(Extracted data entries)
[Start of Attachment]

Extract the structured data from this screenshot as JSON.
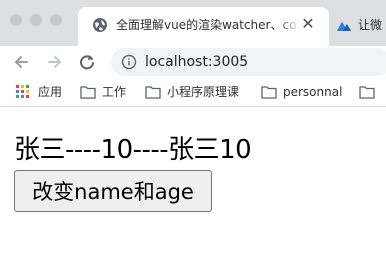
{
  "browser": {
    "tabs": [
      {
        "title": "全面理解vue的渲染watcher、computed和user watcher",
        "icon": "globe-icon",
        "active": true
      },
      {
        "title": "让微",
        "icon": "nuxt-logo-icon",
        "active": false
      }
    ],
    "close_glyph": "✕",
    "address": "localhost:3005",
    "bookmarks": [
      {
        "label": "应用",
        "icon": "apps-grid-icon"
      },
      {
        "label": "工作",
        "icon": "folder-icon"
      },
      {
        "label": "小程序原理课",
        "icon": "folder-icon"
      },
      {
        "label": "personnal",
        "icon": "folder-icon"
      }
    ]
  },
  "page": {
    "output_text": "张三----10----张三10",
    "button_label": "改变name和age"
  }
}
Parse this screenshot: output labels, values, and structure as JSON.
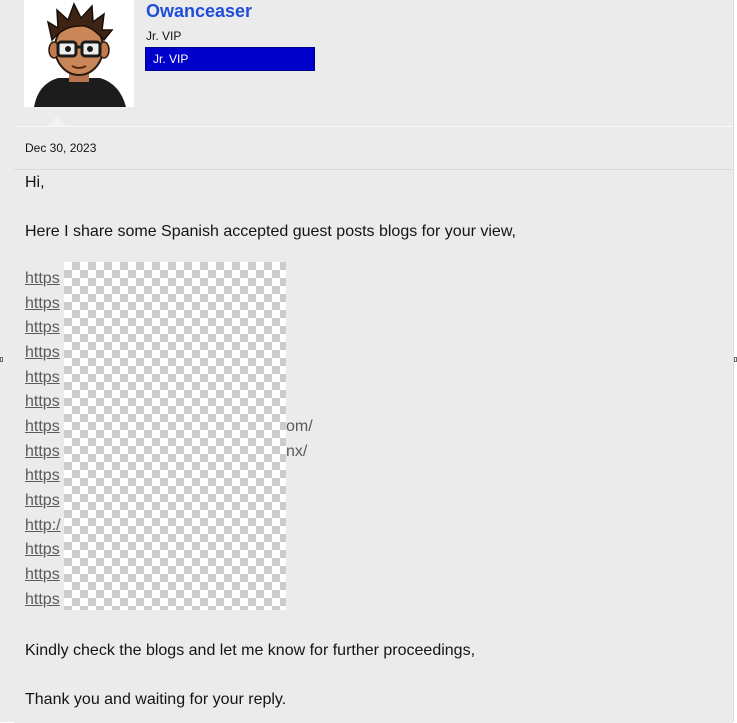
{
  "post": {
    "author": {
      "username": "Owanceaser",
      "user_title": "Jr. VIP",
      "banner": "Jr. VIP",
      "avatar_icon": "cartoon-avatar-icon"
    },
    "date": "Dec 30, 2023",
    "body": {
      "greeting": "Hi,",
      "intro": "Here I share some Spanish accepted guest posts blogs for your view,",
      "links": [
        "https",
        "https",
        "https",
        "https",
        "https",
        "https",
        "https://...om/",
        "https://...nx/",
        "https",
        "https",
        "http:/",
        "https",
        "https",
        "https"
      ],
      "link_visible": [
        "https",
        "https",
        "https",
        "https",
        "https",
        "https",
        "https",
        "https",
        "https",
        "https",
        "http:/",
        "https",
        "https",
        "https"
      ],
      "link_tails": [
        "",
        "",
        "",
        "",
        "",
        "",
        "om/",
        "nx/",
        "",
        "",
        "",
        "",
        "",
        ""
      ],
      "closing": "Kindly check the blogs and let me know for further proceedings,",
      "signoff": "Thank you and waiting for your reply."
    }
  },
  "colors": {
    "username": "#1f4fd8",
    "banner_bg": "#0000cc",
    "post_bg": "#ebebeb",
    "link": "#5a5a5a"
  }
}
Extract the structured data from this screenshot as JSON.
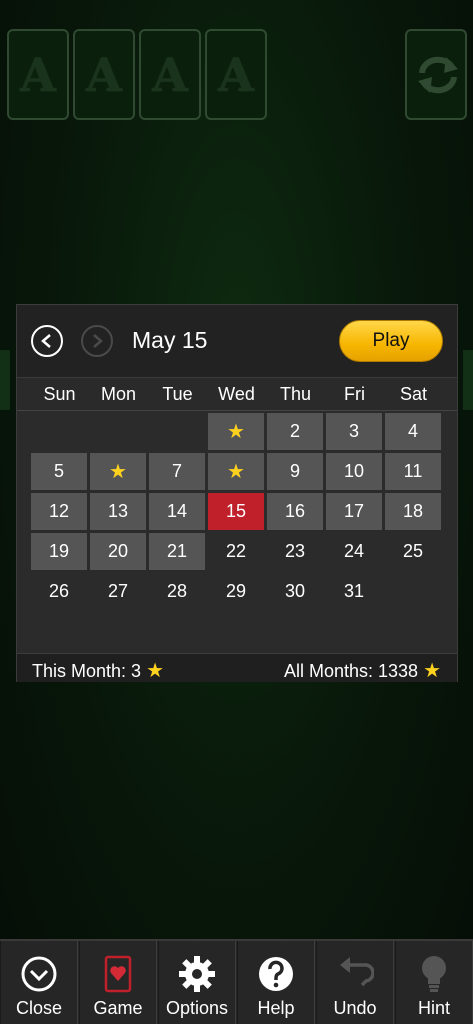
{
  "foundations": [
    "A",
    "A",
    "A",
    "A"
  ],
  "calendar": {
    "month_label": "May 15",
    "play_label": "Play",
    "weekdays": [
      "Sun",
      "Mon",
      "Tue",
      "Wed",
      "Thu",
      "Fri",
      "Sat"
    ],
    "days": [
      {
        "label": "",
        "state": "played",
        "star": true
      },
      {
        "label": "2",
        "state": "played",
        "star": false
      },
      {
        "label": "3",
        "state": "played",
        "star": false
      },
      {
        "label": "4",
        "state": "played",
        "star": false
      },
      {
        "label": "5",
        "state": "played",
        "star": false
      },
      {
        "label": "",
        "state": "played",
        "star": true
      },
      {
        "label": "7",
        "state": "played",
        "star": false
      },
      {
        "label": "",
        "state": "played",
        "star": true
      },
      {
        "label": "9",
        "state": "played",
        "star": false
      },
      {
        "label": "10",
        "state": "played",
        "star": false
      },
      {
        "label": "11",
        "state": "played",
        "star": false
      },
      {
        "label": "12",
        "state": "played",
        "star": false
      },
      {
        "label": "13",
        "state": "played",
        "star": false
      },
      {
        "label": "14",
        "state": "played",
        "star": false
      },
      {
        "label": "15",
        "state": "today",
        "star": false
      },
      {
        "label": "16",
        "state": "played",
        "star": false
      },
      {
        "label": "17",
        "state": "played",
        "star": false
      },
      {
        "label": "18",
        "state": "played",
        "star": false
      },
      {
        "label": "19",
        "state": "played",
        "star": false
      },
      {
        "label": "20",
        "state": "played",
        "star": false
      },
      {
        "label": "21",
        "state": "played",
        "star": false
      },
      {
        "label": "22",
        "state": "future",
        "star": false
      },
      {
        "label": "23",
        "state": "future",
        "star": false
      },
      {
        "label": "24",
        "state": "future",
        "star": false
      },
      {
        "label": "25",
        "state": "future",
        "star": false
      },
      {
        "label": "26",
        "state": "future",
        "star": false
      },
      {
        "label": "27",
        "state": "future",
        "star": false
      },
      {
        "label": "28",
        "state": "future",
        "star": false
      },
      {
        "label": "29",
        "state": "future",
        "star": false
      },
      {
        "label": "30",
        "state": "future",
        "star": false
      },
      {
        "label": "31",
        "state": "future",
        "star": false
      }
    ],
    "footer": {
      "this_month_label": "This Month: 3",
      "all_months_label": "All Months: 1338",
      "star_glyph": "★"
    }
  },
  "toolbar": {
    "close": "Close",
    "game": "Game",
    "options": "Options",
    "help": "Help",
    "undo": "Undo",
    "hint": "Hint"
  },
  "colors": {
    "accent_play": "#f7b500",
    "today": "#c0202a",
    "star": "#ffd21f"
  }
}
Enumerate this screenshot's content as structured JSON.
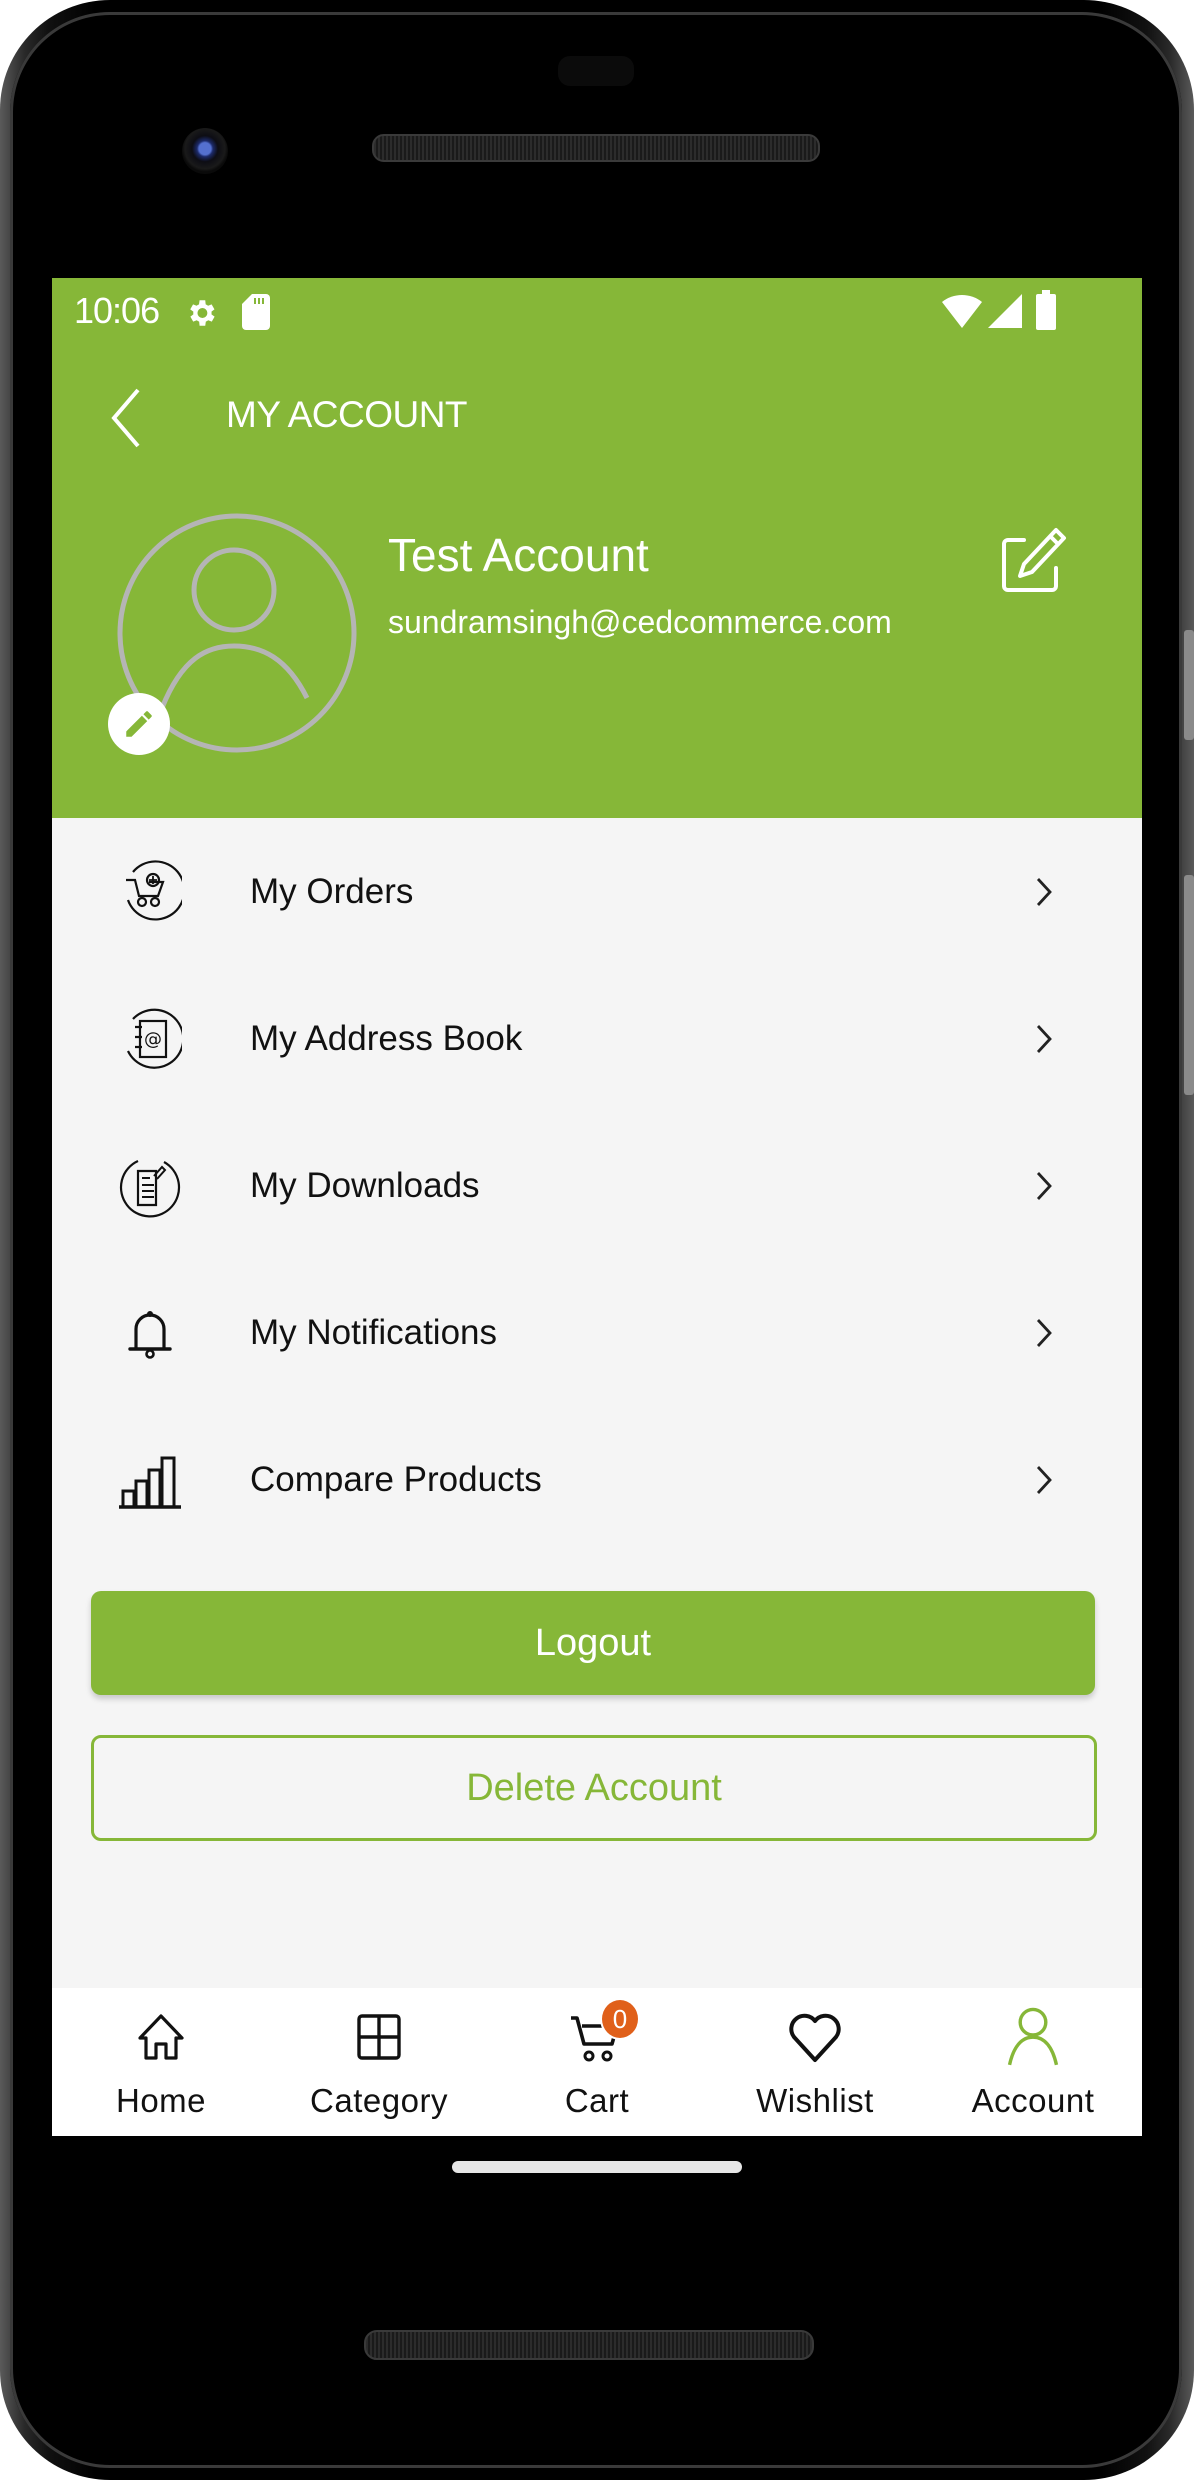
{
  "status_bar": {
    "time": "10:06",
    "left_icons": [
      "gear-icon",
      "sd-card-icon"
    ],
    "right_icons": [
      "wifi-icon",
      "cellular-signal-icon",
      "battery-icon"
    ]
  },
  "toolbar": {
    "title": "MY ACCOUNT",
    "back_icon": "chevron-left-icon"
  },
  "profile": {
    "name": "Test Account",
    "email": "sundramsingh@cedcommerce.com",
    "avatar_icon": "user-avatar-icon",
    "avatar_edit_icon": "pencil-icon",
    "edit_icon": "edit-square-icon"
  },
  "menu": {
    "items": [
      {
        "label": "My Orders",
        "icon": "cart-circle-icon"
      },
      {
        "label": "My Address Book",
        "icon": "address-book-icon"
      },
      {
        "label": "My Downloads",
        "icon": "document-download-icon"
      },
      {
        "label": "My Notifications",
        "icon": "bell-icon"
      },
      {
        "label": "Compare Products",
        "icon": "bar-chart-icon"
      }
    ]
  },
  "actions": {
    "logout_label": "Logout",
    "delete_label": "Delete Account"
  },
  "bottom_nav": {
    "items": [
      {
        "label": "Home",
        "icon": "home-icon"
      },
      {
        "label": "Category",
        "icon": "grid-icon"
      },
      {
        "label": "Cart",
        "icon": "cart-icon"
      },
      {
        "label": "Wishlist",
        "icon": "heart-icon"
      },
      {
        "label": "Account",
        "icon": "user-icon"
      }
    ],
    "active": "Account",
    "cart_badge": "0"
  },
  "colors": {
    "brand": "#86b738",
    "badge": "#e0601a",
    "background": "#f5f5f5"
  }
}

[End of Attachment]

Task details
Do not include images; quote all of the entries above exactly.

Completed exercise
Extract the structured data from this screenshot as JSON.
{
  "browser": {
    "tabs": [
      {
        "title": "全面理解vue的渲染watcher、computed和user watcher",
        "icon": "globe-icon",
        "active": true
      },
      {
        "title": "让微",
        "icon": "nuxt-logo-icon",
        "active": false
      }
    ],
    "close_glyph": "✕",
    "address": "localhost:3005",
    "bookmarks": [
      {
        "label": "应用",
        "icon": "apps-grid-icon"
      },
      {
        "label": "工作",
        "icon": "folder-icon"
      },
      {
        "label": "小程序原理课",
        "icon": "folder-icon"
      },
      {
        "label": "personnal",
        "icon": "folder-icon"
      }
    ]
  },
  "page": {
    "output_text": "张三----10----张三10",
    "button_label": "改变name和age"
  }
}
Parse this screenshot: output labels, values, and structure as JSON.
{
  "post": {
    "author": {
      "username": "Owanceaser",
      "user_title": "Jr. VIP",
      "banner": "Jr. VIP",
      "avatar_icon": "cartoon-avatar-icon"
    },
    "date": "Dec 30, 2023",
    "body": {
      "greeting": "Hi,",
      "intro": "Here I share some Spanish accepted guest posts blogs for your view,",
      "links": [
        "https",
        "https",
        "https",
        "https",
        "https",
        "https",
        "https://...om/",
        "https://...nx/",
        "https",
        "https",
        "http:/",
        "https",
        "https",
        "https"
      ],
      "link_visible": [
        "https",
        "https",
        "https",
        "https",
        "https",
        "https",
        "https",
        "https",
        "https",
        "https",
        "http:/",
        "https",
        "https",
        "https"
      ],
      "link_tails": [
        "",
        "",
        "",
        "",
        "",
        "",
        "om/",
        "nx/",
        "",
        "",
        "",
        "",
        "",
        ""
      ],
      "closing": "Kindly check the blogs and let me know for further proceedings,",
      "signoff": "Thank you and waiting for your reply."
    }
  },
  "colors": {
    "username": "#1f4fd8",
    "banner_bg": "#0000cc",
    "post_bg": "#ebebeb",
    "link": "#5a5a5a"
  }
}
Extract the structured data from this screenshot as JSON.
{
  "foundations": [
    "A",
    "A",
    "A",
    "A"
  ],
  "calendar": {
    "month_label": "May 15",
    "play_label": "Play",
    "weekdays": [
      "Sun",
      "Mon",
      "Tue",
      "Wed",
      "Thu",
      "Fri",
      "Sat"
    ],
    "days": [
      {
        "label": "",
        "state": "played",
        "star": true
      },
      {
        "label": "2",
        "state": "played",
        "star": false
      },
      {
        "label": "3",
        "state": "played",
        "star": false
      },
      {
        "label": "4",
        "state": "played",
        "star": false
      },
      {
        "label": "5",
        "state": "played",
        "star": false
      },
      {
        "label": "",
        "state": "played",
        "star": true
      },
      {
        "label": "7",
        "state": "played",
        "star": false
      },
      {
        "label": "",
        "state": "played",
        "star": true
      },
      {
        "label": "9",
        "state": "played",
        "star": false
      },
      {
        "label": "10",
        "state": "played",
        "star": false
      },
      {
        "label": "11",
        "state": "played",
        "star": false
      },
      {
        "label": "12",
        "state": "played",
        "star": false
      },
      {
        "label": "13",
        "state": "played",
        "star": false
      },
      {
        "label": "14",
        "state": "played",
        "star": false
      },
      {
        "label": "15",
        "state": "today",
        "star": false
      },
      {
        "label": "16",
        "state": "played",
        "star": false
      },
      {
        "label": "17",
        "state": "played",
        "star": false
      },
      {
        "label": "18",
        "state": "played",
        "star": false
      },
      {
        "label": "19",
        "state": "played",
        "star": false
      },
      {
        "label": "20",
        "state": "played",
        "star": false
      },
      {
        "label": "21",
        "state": "played",
        "star": false
      },
      {
        "label": "22",
        "state": "future",
        "star": false
      },
      {
        "label": "23",
        "state": "future",
        "star": false
      },
      {
        "label": "24",
        "state": "future",
        "star": false
      },
      {
        "label": "25",
        "state": "future",
        "star": false
      },
      {
        "label": "26",
        "state": "future",
        "star": false
      },
      {
        "label": "27",
        "state": "future",
        "star": false
      },
      {
        "label": "28",
        "state": "future",
        "star": false
      },
      {
        "label": "29",
        "state": "future",
        "star": false
      },
      {
        "label": "30",
        "state": "future",
        "star": false
      },
      {
        "label": "31",
        "state": "future",
        "star": false
      }
    ],
    "footer": {
      "this_month_label": "This Month: 3",
      "all_months_label": "All Months: 1338",
      "star_glyph": "★"
    }
  },
  "toolbar": {
    "close": "Close",
    "game": "Game",
    "options": "Options",
    "help": "Help",
    "undo": "Undo",
    "hint": "Hint"
  },
  "colors": {
    "accent_play": "#f7b500",
    "today": "#c0202a",
    "star": "#ffd21f"
  }
}
Enumerate this screenshot's content as structured JSON.
{
  "status_bar": {
    "time": "10:06",
    "left_icons": [
      "gear-icon",
      "sd-card-icon"
    ],
    "right_icons": [
      "wifi-icon",
      "cellular-signal-icon",
      "battery-icon"
    ]
  },
  "toolbar": {
    "title": "MY ACCOUNT",
    "back_icon": "chevron-left-icon"
  },
  "profile": {
    "name": "Test Account",
    "email": "sundramsingh@cedcommerce.com",
    "avatar_icon": "user-avatar-icon",
    "avatar_edit_icon": "pencil-icon",
    "edit_icon": "edit-square-icon"
  },
  "menu": {
    "items": [
      {
        "label": "My Orders",
        "icon": "cart-circle-icon"
      },
      {
        "label": "My Address Book",
        "icon": "address-book-icon"
      },
      {
        "label": "My Downloads",
        "icon": "document-download-icon"
      },
      {
        "label": "My Notifications",
        "icon": "bell-icon"
      },
      {
        "label": "Compare Products",
        "icon": "bar-chart-icon"
      }
    ]
  },
  "actions": {
    "logout_label": "Logout",
    "delete_label": "Delete Account"
  },
  "bottom_nav": {
    "items": [
      {
        "label": "Home",
        "icon": "home-icon"
      },
      {
        "label": "Category",
        "icon": "grid-icon"
      },
      {
        "label": "Cart",
        "icon": "cart-icon"
      },
      {
        "label": "Wishlist",
        "icon": "heart-icon"
      },
      {
        "label": "Account",
        "icon": "user-icon"
      }
    ],
    "active": "Account",
    "cart_badge": "0"
  },
  "colors": {
    "brand": "#86b738",
    "badge": "#e0601a",
    "background": "#f5f5f5"
  }
}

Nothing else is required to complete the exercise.